Entries taken from a collection:
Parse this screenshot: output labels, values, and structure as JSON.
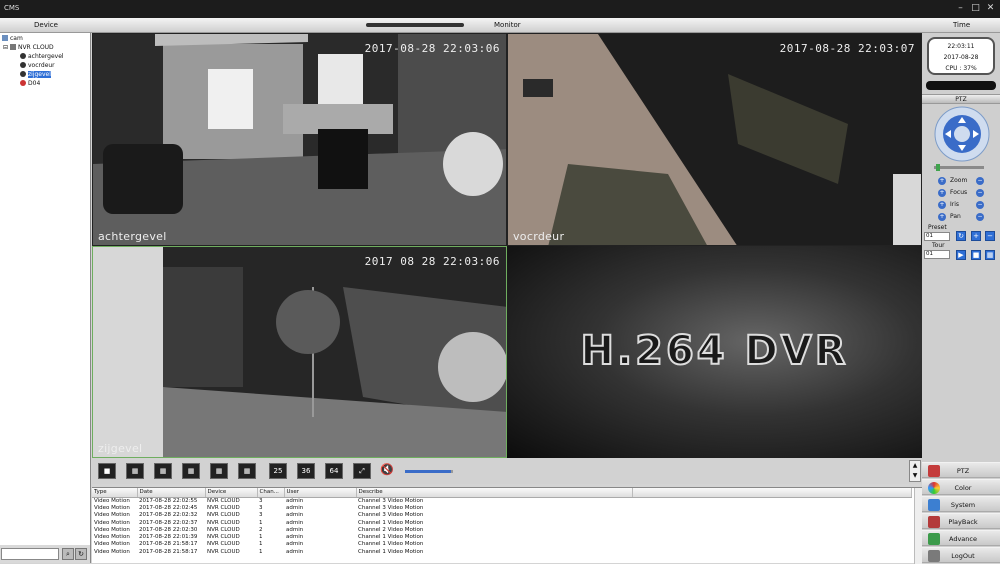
{
  "window": {
    "title": "CMS"
  },
  "headers": {
    "device": "Device",
    "monitor": "Monitor",
    "time": "Time"
  },
  "tree": {
    "root": "cam",
    "group": "NVR CLOUD",
    "channels": [
      "achtergevel",
      "vocrdeur",
      "zijgevel",
      "D04"
    ],
    "selected": "zijgevel"
  },
  "cameras": [
    {
      "name": "achtergevel",
      "timestamp": "2017-08-28 22:03:06"
    },
    {
      "name": "vocrdeur",
      "timestamp": "2017-08-28 22:03:07"
    },
    {
      "name": "zijgevel",
      "timestamp": "2017 08 28 22:03:06"
    },
    {
      "name": "",
      "timestamp": "",
      "placeholder": "H.264 DVR"
    }
  ],
  "layout_buttons": [
    "25",
    "36",
    "64"
  ],
  "log": {
    "columns": [
      "Type",
      "Date",
      "Device",
      "Chan...",
      "User",
      "Describe"
    ],
    "rows": [
      [
        "Video Motion",
        "2017-08-28 22:02:55",
        "NVR CLOUD",
        "3",
        "admin",
        "Channel 3 Video Motion"
      ],
      [
        "Video Motion",
        "2017-08-28 22:02:45",
        "NVR CLOUD",
        "3",
        "admin",
        "Channel 3 Video Motion"
      ],
      [
        "Video Motion",
        "2017-08-28 22:02:32",
        "NVR CLOUD",
        "3",
        "admin",
        "Channel 3 Video Motion"
      ],
      [
        "Video Motion",
        "2017-08-28 22:02:37",
        "NVR CLOUD",
        "1",
        "admin",
        "Channel 1 Video Motion"
      ],
      [
        "Video Motion",
        "2017-08-28 22:02:30",
        "NVR CLOUD",
        "2",
        "admin",
        "Channel 2 Video Motion"
      ],
      [
        "Video Motion",
        "2017-08-28 22:01:39",
        "NVR CLOUD",
        "1",
        "admin",
        "Channel 1 Video Motion"
      ],
      [
        "Video Motion",
        "2017-08-28 21:58:17",
        "NVR CLOUD",
        "1",
        "admin",
        "Channel 1 Video Motion"
      ],
      [
        "Video Motion",
        "2017-08-28 21:58:17",
        "NVR CLOUD",
        "1",
        "admin",
        "Channel 1 Video Motion"
      ]
    ]
  },
  "clock": {
    "time": "22:03:11",
    "date": "2017-08-28",
    "cpu": "CPU : 37%"
  },
  "ptz": {
    "header": "PTZ",
    "controls": [
      "Zoom",
      "Focus",
      "Iris",
      "Pan"
    ],
    "preset_label": "Preset",
    "preset_value": "01",
    "tour_label": "Tour",
    "tour_value": "01"
  },
  "nav": [
    "PTZ",
    "Color",
    "System",
    "PlayBack",
    "Advance",
    "LogOut"
  ],
  "colors": {
    "selection": "#2f6fd6",
    "accent": "#3a6cc8",
    "selected_frame": "#6fae5f"
  }
}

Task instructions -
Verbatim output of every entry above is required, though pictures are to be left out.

Solution -
Parse this screenshot: output labels, values, and structure as JSON.
{
  "window": {
    "title": "CMS"
  },
  "headers": {
    "device": "Device",
    "monitor": "Monitor",
    "time": "Time"
  },
  "tree": {
    "root": "cam",
    "group": "NVR CLOUD",
    "channels": [
      "achtergevel",
      "vocrdeur",
      "zijgevel",
      "D04"
    ],
    "selected": "zijgevel"
  },
  "cameras": [
    {
      "name": "achtergevel",
      "timestamp": "2017-08-28 22:03:06"
    },
    {
      "name": "vocrdeur",
      "timestamp": "2017-08-28 22:03:07"
    },
    {
      "name": "zijgevel",
      "timestamp": "2017 08 28 22:03:06"
    },
    {
      "name": "",
      "timestamp": "",
      "placeholder": "H.264 DVR"
    }
  ],
  "layout_buttons": [
    "25",
    "36",
    "64"
  ],
  "log": {
    "columns": [
      "Type",
      "Date",
      "Device",
      "Chan...",
      "User",
      "Describe"
    ],
    "rows": [
      [
        "Video Motion",
        "2017-08-28 22:02:55",
        "NVR CLOUD",
        "3",
        "admin",
        "Channel 3 Video Motion"
      ],
      [
        "Video Motion",
        "2017-08-28 22:02:45",
        "NVR CLOUD",
        "3",
        "admin",
        "Channel 3 Video Motion"
      ],
      [
        "Video Motion",
        "2017-08-28 22:02:32",
        "NVR CLOUD",
        "3",
        "admin",
        "Channel 3 Video Motion"
      ],
      [
        "Video Motion",
        "2017-08-28 22:02:37",
        "NVR CLOUD",
        "1",
        "admin",
        "Channel 1 Video Motion"
      ],
      [
        "Video Motion",
        "2017-08-28 22:02:30",
        "NVR CLOUD",
        "2",
        "admin",
        "Channel 2 Video Motion"
      ],
      [
        "Video Motion",
        "2017-08-28 22:01:39",
        "NVR CLOUD",
        "1",
        "admin",
        "Channel 1 Video Motion"
      ],
      [
        "Video Motion",
        "2017-08-28 21:58:17",
        "NVR CLOUD",
        "1",
        "admin",
        "Channel 1 Video Motion"
      ],
      [
        "Video Motion",
        "2017-08-28 21:58:17",
        "NVR CLOUD",
        "1",
        "admin",
        "Channel 1 Video Motion"
      ]
    ]
  },
  "clock": {
    "time": "22:03:11",
    "date": "2017-08-28",
    "cpu": "CPU : 37%"
  },
  "ptz": {
    "header": "PTZ",
    "controls": [
      "Zoom",
      "Focus",
      "Iris",
      "Pan"
    ],
    "preset_label": "Preset",
    "preset_value": "01",
    "tour_label": "Tour",
    "tour_value": "01"
  },
  "nav": [
    "PTZ",
    "Color",
    "System",
    "PlayBack",
    "Advance",
    "LogOut"
  ],
  "colors": {
    "selection": "#2f6fd6",
    "accent": "#3a6cc8",
    "selected_frame": "#6fae5f"
  }
}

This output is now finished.